*Assigned task*:
Write out the listing exactly as it is given.

*Input material*:

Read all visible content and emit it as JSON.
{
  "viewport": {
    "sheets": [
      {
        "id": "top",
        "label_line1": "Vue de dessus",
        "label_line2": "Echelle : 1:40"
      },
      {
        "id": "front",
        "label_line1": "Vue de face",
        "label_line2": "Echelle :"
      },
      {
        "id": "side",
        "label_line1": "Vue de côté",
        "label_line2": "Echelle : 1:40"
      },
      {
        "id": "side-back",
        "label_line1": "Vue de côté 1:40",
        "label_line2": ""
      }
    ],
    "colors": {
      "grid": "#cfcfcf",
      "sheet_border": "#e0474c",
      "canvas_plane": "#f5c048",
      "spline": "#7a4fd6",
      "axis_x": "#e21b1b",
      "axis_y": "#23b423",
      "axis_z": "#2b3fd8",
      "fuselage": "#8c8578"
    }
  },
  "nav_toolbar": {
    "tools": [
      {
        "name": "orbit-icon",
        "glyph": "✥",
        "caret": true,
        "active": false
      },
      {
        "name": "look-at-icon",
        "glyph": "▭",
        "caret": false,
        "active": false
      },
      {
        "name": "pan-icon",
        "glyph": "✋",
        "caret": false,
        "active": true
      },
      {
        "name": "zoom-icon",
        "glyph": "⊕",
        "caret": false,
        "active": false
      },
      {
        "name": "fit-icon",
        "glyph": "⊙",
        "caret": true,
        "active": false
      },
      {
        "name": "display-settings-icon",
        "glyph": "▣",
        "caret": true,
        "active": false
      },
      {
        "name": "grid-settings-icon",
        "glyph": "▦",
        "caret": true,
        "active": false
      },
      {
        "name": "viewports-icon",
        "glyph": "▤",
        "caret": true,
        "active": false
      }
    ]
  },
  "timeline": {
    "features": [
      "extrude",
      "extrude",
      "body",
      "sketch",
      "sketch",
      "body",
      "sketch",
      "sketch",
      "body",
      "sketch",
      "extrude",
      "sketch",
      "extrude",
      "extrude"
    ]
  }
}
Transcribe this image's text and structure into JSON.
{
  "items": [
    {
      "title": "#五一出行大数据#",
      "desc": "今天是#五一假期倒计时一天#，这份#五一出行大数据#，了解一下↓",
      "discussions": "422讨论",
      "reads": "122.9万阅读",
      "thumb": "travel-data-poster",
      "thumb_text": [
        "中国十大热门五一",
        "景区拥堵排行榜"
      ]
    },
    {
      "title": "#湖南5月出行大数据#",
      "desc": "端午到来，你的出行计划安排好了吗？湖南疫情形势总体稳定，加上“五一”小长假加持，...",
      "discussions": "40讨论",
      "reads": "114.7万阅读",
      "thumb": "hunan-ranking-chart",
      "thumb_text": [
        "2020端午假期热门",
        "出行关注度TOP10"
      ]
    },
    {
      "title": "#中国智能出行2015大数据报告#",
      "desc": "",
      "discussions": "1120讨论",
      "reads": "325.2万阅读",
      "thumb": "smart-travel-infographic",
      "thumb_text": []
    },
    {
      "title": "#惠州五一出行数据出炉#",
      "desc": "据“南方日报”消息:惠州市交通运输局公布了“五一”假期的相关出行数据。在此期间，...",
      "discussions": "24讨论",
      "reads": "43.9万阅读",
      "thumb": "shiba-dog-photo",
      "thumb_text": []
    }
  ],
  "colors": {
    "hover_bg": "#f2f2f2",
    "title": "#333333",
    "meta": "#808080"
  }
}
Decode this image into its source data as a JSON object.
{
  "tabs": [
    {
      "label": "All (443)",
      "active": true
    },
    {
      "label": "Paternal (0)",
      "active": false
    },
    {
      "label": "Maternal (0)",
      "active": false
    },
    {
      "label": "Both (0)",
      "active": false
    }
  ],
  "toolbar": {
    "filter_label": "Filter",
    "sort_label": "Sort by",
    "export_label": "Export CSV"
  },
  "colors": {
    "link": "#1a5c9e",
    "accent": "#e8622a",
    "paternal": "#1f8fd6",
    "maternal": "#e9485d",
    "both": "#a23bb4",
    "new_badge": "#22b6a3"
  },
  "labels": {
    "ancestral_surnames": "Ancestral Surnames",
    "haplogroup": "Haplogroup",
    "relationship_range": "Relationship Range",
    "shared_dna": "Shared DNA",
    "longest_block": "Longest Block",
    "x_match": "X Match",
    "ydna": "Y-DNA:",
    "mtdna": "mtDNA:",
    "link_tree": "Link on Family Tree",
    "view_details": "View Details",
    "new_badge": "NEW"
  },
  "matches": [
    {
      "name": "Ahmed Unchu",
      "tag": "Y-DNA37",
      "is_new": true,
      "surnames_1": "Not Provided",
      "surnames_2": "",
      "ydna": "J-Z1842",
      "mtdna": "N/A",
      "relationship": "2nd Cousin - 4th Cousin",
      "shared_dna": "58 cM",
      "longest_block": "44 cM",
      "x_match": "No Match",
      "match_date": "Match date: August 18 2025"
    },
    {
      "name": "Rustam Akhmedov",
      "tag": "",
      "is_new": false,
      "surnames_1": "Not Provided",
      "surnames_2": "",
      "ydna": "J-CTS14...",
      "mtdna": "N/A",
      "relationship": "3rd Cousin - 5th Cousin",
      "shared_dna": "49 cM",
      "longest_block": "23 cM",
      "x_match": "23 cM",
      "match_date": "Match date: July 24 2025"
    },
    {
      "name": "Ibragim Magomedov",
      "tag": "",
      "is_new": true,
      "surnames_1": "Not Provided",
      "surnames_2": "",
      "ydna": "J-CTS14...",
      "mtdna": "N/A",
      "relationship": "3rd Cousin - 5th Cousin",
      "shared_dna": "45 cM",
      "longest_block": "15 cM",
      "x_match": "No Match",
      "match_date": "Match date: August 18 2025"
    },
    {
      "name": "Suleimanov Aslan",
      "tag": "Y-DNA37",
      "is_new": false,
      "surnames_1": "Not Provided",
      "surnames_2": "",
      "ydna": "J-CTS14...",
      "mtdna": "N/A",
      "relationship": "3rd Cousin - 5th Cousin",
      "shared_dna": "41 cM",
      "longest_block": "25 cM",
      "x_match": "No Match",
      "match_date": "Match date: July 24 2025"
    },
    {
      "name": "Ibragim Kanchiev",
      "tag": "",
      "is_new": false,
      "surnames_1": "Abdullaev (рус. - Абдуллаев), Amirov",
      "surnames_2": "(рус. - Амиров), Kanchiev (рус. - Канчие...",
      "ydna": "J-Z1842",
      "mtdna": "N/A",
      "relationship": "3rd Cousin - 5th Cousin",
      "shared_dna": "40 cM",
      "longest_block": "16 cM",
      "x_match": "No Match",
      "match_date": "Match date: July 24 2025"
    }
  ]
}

*Answer space*:
Read all visible content and emit it as JSON.
{
  "viewport": {
    "sheets": [
      {
        "id": "top",
        "label_line1": "Vue de dessus",
        "label_line2": "Echelle : 1:40"
      },
      {
        "id": "front",
        "label_line1": "Vue de face",
        "label_line2": "Echelle :"
      },
      {
        "id": "side",
        "label_line1": "Vue de côté",
        "label_line2": "Echelle : 1:40"
      },
      {
        "id": "side-back",
        "label_line1": "Vue de côté 1:40",
        "label_line2": ""
      }
    ],
    "colors": {
      "grid": "#cfcfcf",
      "sheet_border": "#e0474c",
      "canvas_plane": "#f5c048",
      "spline": "#7a4fd6",
      "axis_x": "#e21b1b",
      "axis_y": "#23b423",
      "axis_z": "#2b3fd8",
      "fuselage": "#8c8578"
    }
  },
  "nav_toolbar": {
    "tools": [
      {
        "name": "orbit-icon",
        "glyph": "✥",
        "caret": true,
        "active": false
      },
      {
        "name": "look-at-icon",
        "glyph": "▭",
        "caret": false,
        "active": false
      },
      {
        "name": "pan-icon",
        "glyph": "✋",
        "caret": false,
        "active": true
      },
      {
        "name": "zoom-icon",
        "glyph": "⊕",
        "caret": false,
        "active": false
      },
      {
        "name": "fit-icon",
        "glyph": "⊙",
        "caret": true,
        "active": false
      },
      {
        "name": "display-settings-icon",
        "glyph": "▣",
        "caret": true,
        "active": false
      },
      {
        "name": "grid-settings-icon",
        "glyph": "▦",
        "caret": true,
        "active": false
      },
      {
        "name": "viewports-icon",
        "glyph": "▤",
        "caret": true,
        "active": false
      }
    ]
  },
  "timeline": {
    "features": [
      "extrude",
      "extrude",
      "body",
      "sketch",
      "sketch",
      "body",
      "sketch",
      "sketch",
      "body",
      "sketch",
      "extrude",
      "sketch",
      "extrude",
      "extrude"
    ]
  }
}
Transcribe this image's text and structure into JSON.
{
  "items": [
    {
      "title": "#五一出行大数据#",
      "desc": "今天是#五一假期倒计时一天#，这份#五一出行大数据#，了解一下↓",
      "discussions": "422讨论",
      "reads": "122.9万阅读",
      "thumb": "travel-data-poster",
      "thumb_text": [
        "中国十大热门五一",
        "景区拥堵排行榜"
      ]
    },
    {
      "title": "#湖南5月出行大数据#",
      "desc": "端午到来，你的出行计划安排好了吗？湖南疫情形势总体稳定，加上“五一”小长假加持，...",
      "discussions": "40讨论",
      "reads": "114.7万阅读",
      "thumb": "hunan-ranking-chart",
      "thumb_text": [
        "2020端午假期热门",
        "出行关注度TOP10"
      ]
    },
    {
      "title": "#中国智能出行2015大数据报告#",
      "desc": "",
      "discussions": "1120讨论",
      "reads": "325.2万阅读",
      "thumb": "smart-travel-infographic",
      "thumb_text": []
    },
    {
      "title": "#惠州五一出行数据出炉#",
      "desc": "据“南方日报”消息:惠州市交通运输局公布了“五一”假期的相关出行数据。在此期间，...",
      "discussions": "24讨论",
      "reads": "43.9万阅读",
      "thumb": "shiba-dog-photo",
      "thumb_text": []
    }
  ],
  "colors": {
    "hover_bg": "#f2f2f2",
    "title": "#333333",
    "meta": "#808080"
  }
}
Decode this image into its source data as a JSON object.
{
  "tabs": [
    {
      "label": "All (443)",
      "active": true
    },
    {
      "label": "Paternal (0)",
      "active": false
    },
    {
      "label": "Maternal (0)",
      "active": false
    },
    {
      "label": "Both (0)",
      "active": false
    }
  ],
  "toolbar": {
    "filter_label": "Filter",
    "sort_label": "Sort by",
    "export_label": "Export CSV"
  },
  "colors": {
    "link": "#1a5c9e",
    "accent": "#e8622a",
    "paternal": "#1f8fd6",
    "maternal": "#e9485d",
    "both": "#a23bb4",
    "new_badge": "#22b6a3"
  },
  "labels": {
    "ancestral_surnames": "Ancestral Surnames",
    "haplogroup": "Haplogroup",
    "relationship_range": "Relationship Range",
    "shared_dna": "Shared DNA",
    "longest_block": "Longest Block",
    "x_match": "X Match",
    "ydna": "Y-DNA:",
    "mtdna": "mtDNA:",
    "link_tree": "Link on Family Tree",
    "view_details": "View Details",
    "new_badge": "NEW"
  },
  "matches": [
    {
      "name": "Ahmed Unchu",
      "tag": "Y-DNA37",
      "is_new": true,
      "surnames_1": "Not Provided",
      "surnames_2": "",
      "ydna": "J-Z1842",
      "mtdna": "N/A",
      "relationship": "2nd Cousin - 4th Cousin",
      "shared_dna": "58 cM",
      "longest_block": "44 cM",
      "x_match": "No Match",
      "match_date": "Match date: August 18 2025"
    },
    {
      "name": "Rustam Akhmedov",
      "tag": "",
      "is_new": false,
      "surnames_1": "Not Provided",
      "surnames_2": "",
      "ydna": "J-CTS14...",
      "mtdna": "N/A",
      "relationship": "3rd Cousin - 5th Cousin",
      "shared_dna": "49 cM",
      "longest_block": "23 cM",
      "x_match": "23 cM",
      "match_date": "Match date: July 24 2025"
    },
    {
      "name": "Ibragim Magomedov",
      "tag": "",
      "is_new": true,
      "surnames_1": "Not Provided",
      "surnames_2": "",
      "ydna": "J-CTS14...",
      "mtdna": "N/A",
      "relationship": "3rd Cousin - 5th Cousin",
      "shared_dna": "45 cM",
      "longest_block": "15 cM",
      "x_match": "No Match",
      "match_date": "Match date: August 18 2025"
    },
    {
      "name": "Suleimanov Aslan",
      "tag": "Y-DNA37",
      "is_new": false,
      "surnames_1": "Not Provided",
      "surnames_2": "",
      "ydna": "J-CTS14...",
      "mtdna": "N/A",
      "relationship": "3rd Cousin - 5th Cousin",
      "shared_dna": "41 cM",
      "longest_block": "25 cM",
      "x_match": "No Match",
      "match_date": "Match date: July 24 2025"
    },
    {
      "name": "Ibragim Kanchiev",
      "tag": "",
      "is_new": false,
      "surnames_1": "Abdullaev (рус. - Абдуллаев), Amirov",
      "surnames_2": "(рус. - Амиров), Kanchiev (рус. - Канчие...",
      "ydna": "J-Z1842",
      "mtdna": "N/A",
      "relationship": "3rd Cousin - 5th Cousin",
      "shared_dna": "40 cM",
      "longest_block": "16 cM",
      "x_match": "No Match",
      "match_date": "Match date: July 24 2025"
    }
  ]
}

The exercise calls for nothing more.